In many of her videos, Leventhal mixes diaristic fragments with performances staged for the camera. The latter are no less real than the more aleatoric elements; Tin Pressed, for example, begins with a shot, the camera lying sideways on the ground, of someone kicking Leventhal. She’s curled and flinching, and it’s evident the jabs are as real as the injured knee she examines in Draft 9. Here again her body is as much the medium, the record of experience, as the DV tapes on which they’re filmed. But as the staged quality of the kicking scene indicates, the videos are more than raw experience, but spaces of enactment, of imagination, and, like the scene cut from Skim Milk and Soft Wax, of sometimes traumatic memory.

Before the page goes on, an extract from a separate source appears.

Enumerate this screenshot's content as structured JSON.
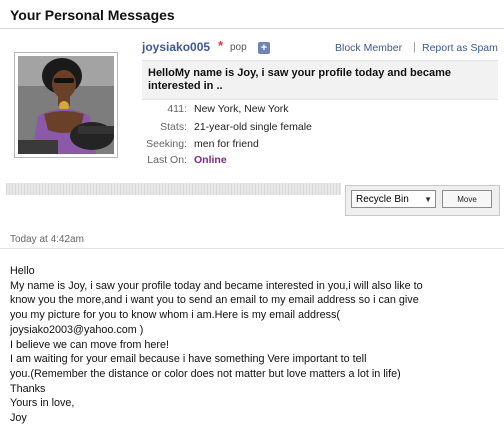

Shayne’s Rectangle, made eight years after Draft 9, shows how much Leventhal has matured as an artist. Considerably quieter, slower, and more meditative than its predecessors, it is also constructed differently. As Leventhal has described, she wanted to make a film that would heal her sister’s illness, and she set out to find or create images she had already envisioned, rather than collect them in the more haphazard manner of her previous work. The shots are longer and more layered, though no less vivid; in one scene, for example, we see a rustle of bright green leaves, then a spotted deer hidden within them, an echo of the skinned hides in Draft 9. We also see, in an early shot, Leventhal kneeling in prayer, her forehead touching the pavement, once again making contact with the world she films.
This is also a world she conjures, and Leventhal employs, for the first time, subtle effects. Some of the footage was shot on 16mm film, lending a grainy softness, not to mention brilliant yellow flares, to the film’s imagined space, which also includes the sound of a film projector and a pile of gravel buzzing with mysterious red light. The film, as Leventhal describes, is about “reseeing things,” turning them on their side so that the ordinary might reveal something extraordinary: an orange heater to warm a small room or a sky lit with lightning and film grain. With Leventhal’s head bowed in prayer, Shayne’s Rectangle is an offering: a filmed world, a world in film, and a vision to heal a troubled world.